Instructions for the task: Show all lines containing "this" from the data below.

Information shown:
━━━━━━━━━━

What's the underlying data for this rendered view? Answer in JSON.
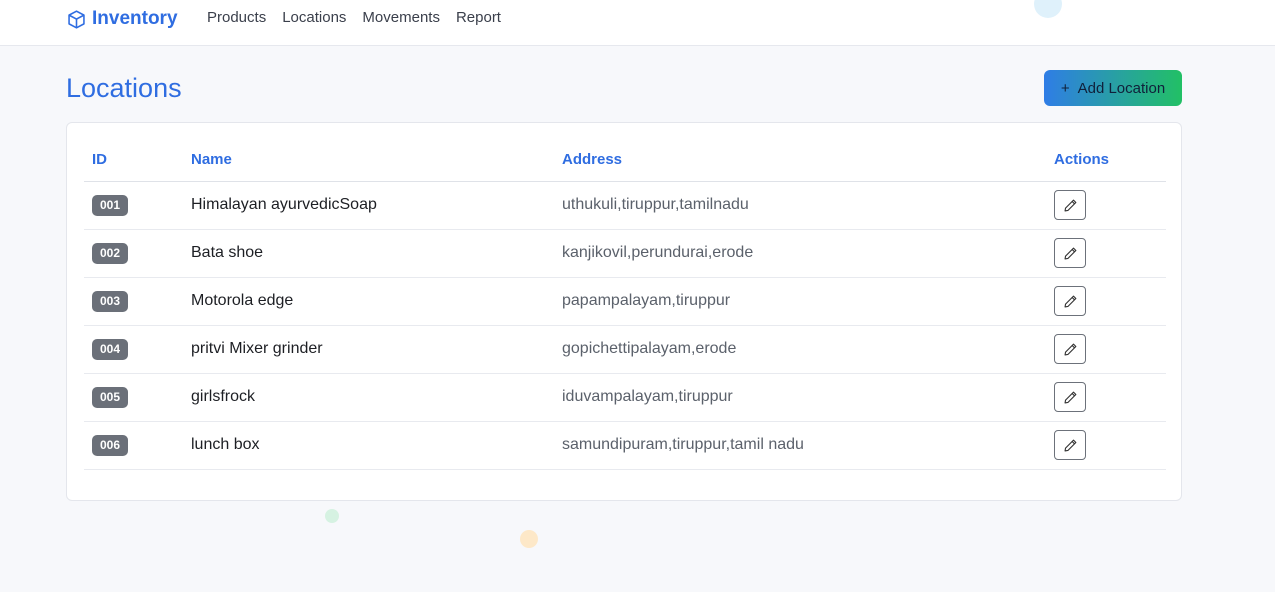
{
  "brand": {
    "name": "Inventory",
    "icon": "box-icon",
    "color": "#2f6de1"
  },
  "nav": {
    "links": [
      {
        "label": "Products"
      },
      {
        "label": "Locations"
      },
      {
        "label": "Movements"
      },
      {
        "label": "Report"
      }
    ]
  },
  "page": {
    "title": "Locations",
    "add_button": {
      "icon": "+",
      "label": "Add Location"
    }
  },
  "table": {
    "headers": {
      "id": "ID",
      "name": "Name",
      "address": "Address",
      "actions": "Actions"
    },
    "rows": [
      {
        "id": "001",
        "name": "Himalayan ayurvedicSoap",
        "address": "uthukuli,tiruppur,tamilnadu"
      },
      {
        "id": "002",
        "name": "Bata shoe",
        "address": "kanjikovil,perundurai,erode"
      },
      {
        "id": "003",
        "name": "Motorola edge",
        "address": "papampalayam,tiruppur"
      },
      {
        "id": "004",
        "name": "pritvi Mixer grinder",
        "address": "gopichettipalayam,erode"
      },
      {
        "id": "005",
        "name": "girlsfrock",
        "address": "iduvampalayam,tiruppur"
      },
      {
        "id": "006",
        "name": "lunch box",
        "address": "samundipuram,tiruppur,tamil nadu"
      }
    ],
    "row_action_icon": "pencil-icon"
  },
  "colors": {
    "accent": "#2f6de1",
    "button_gradient_start": "#2f7de6",
    "button_gradient_end": "#22c065",
    "badge": "#6b7079"
  }
}
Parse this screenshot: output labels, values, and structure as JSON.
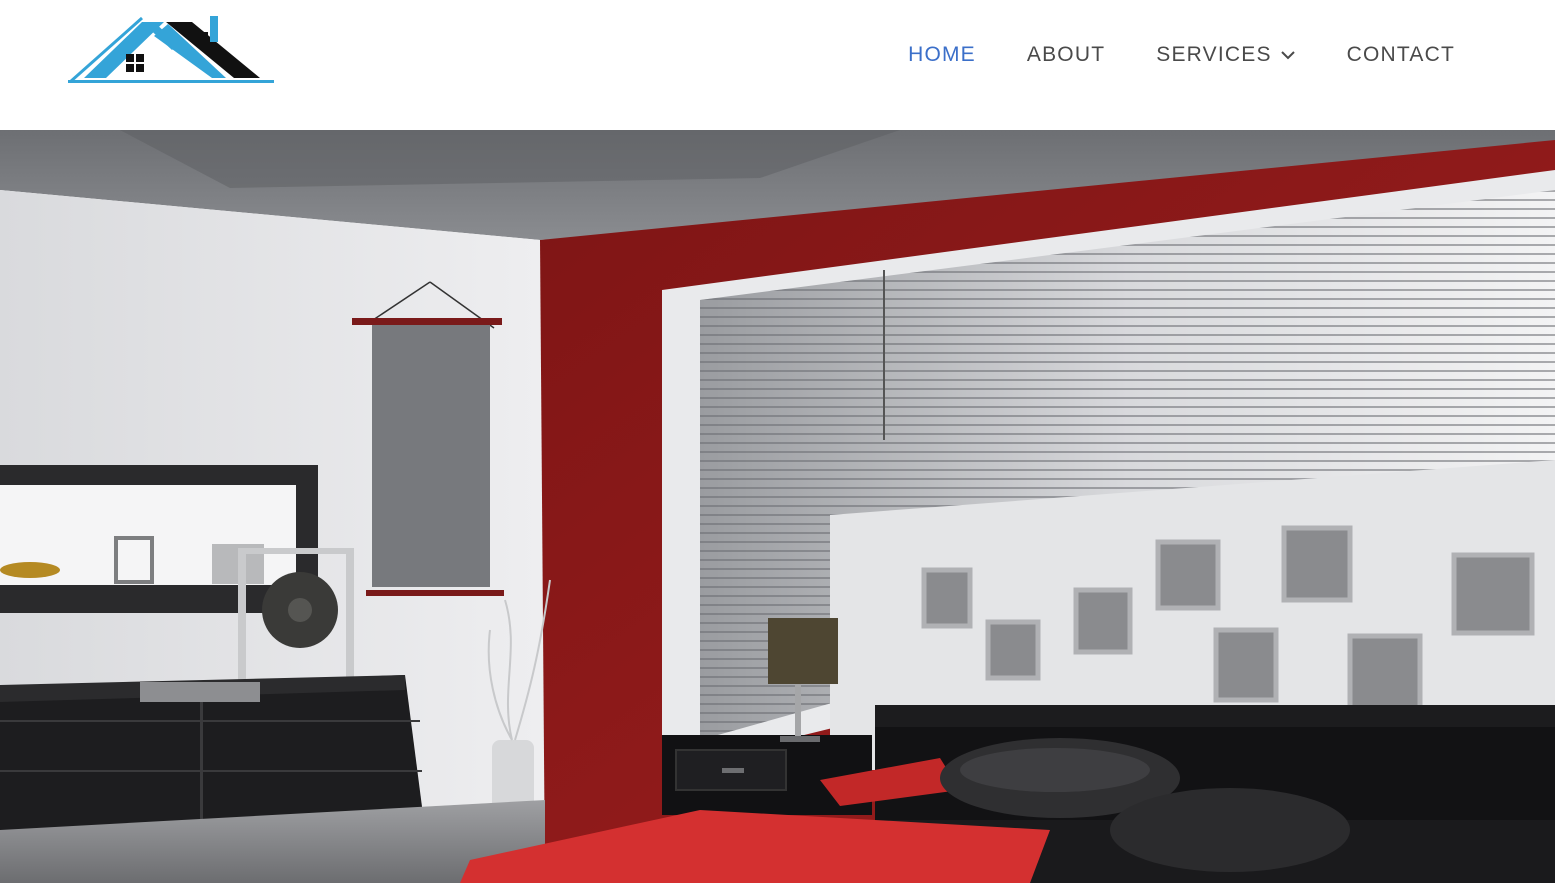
{
  "header": {
    "logo": {
      "icon": "house-roof-logo-icon",
      "colors": {
        "blue": "#34a4d8",
        "black": "#111111"
      }
    },
    "nav": {
      "active_color": "#3b6fc9",
      "text_color": "#4a4a4a",
      "items": [
        {
          "label": "HOME",
          "active": true
        },
        {
          "label": "ABOUT",
          "active": false
        },
        {
          "label": "SERVICES",
          "active": false,
          "icon": "chevron-down-icon"
        },
        {
          "label": "CONTACT",
          "active": false
        }
      ]
    }
  },
  "hero": {
    "image": "bedroom-interior-illustration",
    "accent_colors": {
      "red_wall": "#8c1a1a",
      "bedding_red": "#d43030",
      "furniture_black": "#1e1e1e",
      "wall_white": "#e6e6e8"
    }
  }
}
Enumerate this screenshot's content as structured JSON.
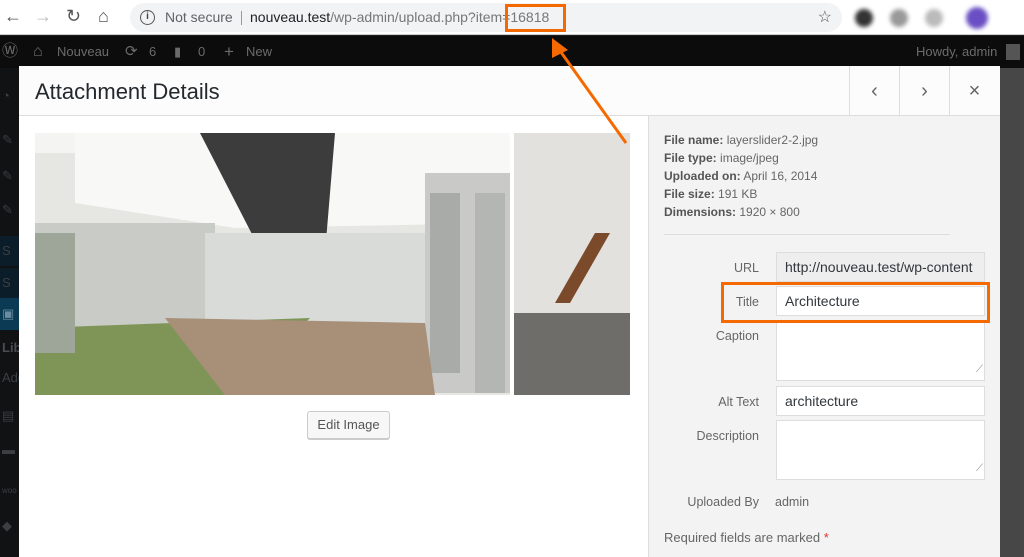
{
  "browser": {
    "security": "Not secure",
    "url_host": "nouveau.test",
    "url_path": "/wp-admin/upload.php?item=16818"
  },
  "adminbar": {
    "site": "Nouveau",
    "updates": "6",
    "comments": "0",
    "new": "New",
    "greeting": "Howdy, admin"
  },
  "sidebar": {
    "items": [
      "S",
      "S",
      "Lib",
      "Add"
    ]
  },
  "modal": {
    "title": "Attachment Details",
    "prev": "‹",
    "next": "›",
    "close": "×",
    "edit_image": "Edit Image"
  },
  "details": {
    "file_name_label": "File name:",
    "file_name": "layerslider2-2.jpg",
    "file_type_label": "File type:",
    "file_type": "image/jpeg",
    "uploaded_on_label": "Uploaded on:",
    "uploaded_on": "April 16, 2014",
    "file_size_label": "File size:",
    "file_size": "191 KB",
    "dimensions_label": "Dimensions:",
    "dimensions": "1920 × 800"
  },
  "fields": {
    "url_label": "URL",
    "url": "http://nouveau.test/wp-content",
    "title_label": "Title",
    "title": "Architecture",
    "caption_label": "Caption",
    "caption": "",
    "alt_label": "Alt Text",
    "alt": "architecture",
    "description_label": "Description",
    "description": "",
    "uploaded_by_label": "Uploaded By",
    "uploaded_by": "admin",
    "required_note": "Required fields are marked",
    "required_star": "*"
  },
  "colors": {
    "highlight": "#f56a00"
  }
}
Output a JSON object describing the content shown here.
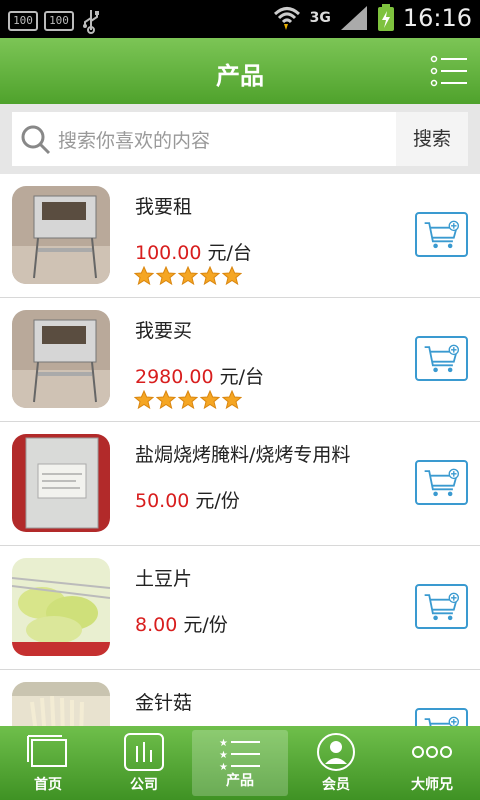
{
  "status_bar": {
    "sim_1": "100",
    "sim_2": "100",
    "network": "3G",
    "time": "16:16"
  },
  "header": {
    "title": "产品"
  },
  "search": {
    "placeholder": "搜索你喜欢的内容",
    "button": "搜索"
  },
  "products": [
    {
      "name": "我要租",
      "price": "100.00",
      "unit": "元/台",
      "rating": 5
    },
    {
      "name": "我要买",
      "price": "2980.00",
      "unit": "元/台",
      "rating": 5
    },
    {
      "name": "盐焗烧烤腌料/烧烤专用料",
      "price": "50.00",
      "unit": "元/份"
    },
    {
      "name": "土豆片",
      "price": "8.00",
      "unit": "元/份"
    },
    {
      "name": "金针菇"
    }
  ],
  "bottom_nav": [
    {
      "label": "首页",
      "icon": "home-icon"
    },
    {
      "label": "公司",
      "icon": "company-icon"
    },
    {
      "label": "产品",
      "icon": "product-list-icon",
      "active": true
    },
    {
      "label": "会员",
      "icon": "member-icon"
    },
    {
      "label": "大师兄",
      "icon": "more-icon"
    }
  ],
  "colors": {
    "brand_green": "#5aab35",
    "price_red": "#d81e1e",
    "cart_blue": "#3a9ad0"
  }
}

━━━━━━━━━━

Finished task:
What's the underlying data for this rendered view? Answer in JSON.
Parse this screenshot: output labels, values, and structure as JSON.
Enumerate this screenshot's content as structured JSON.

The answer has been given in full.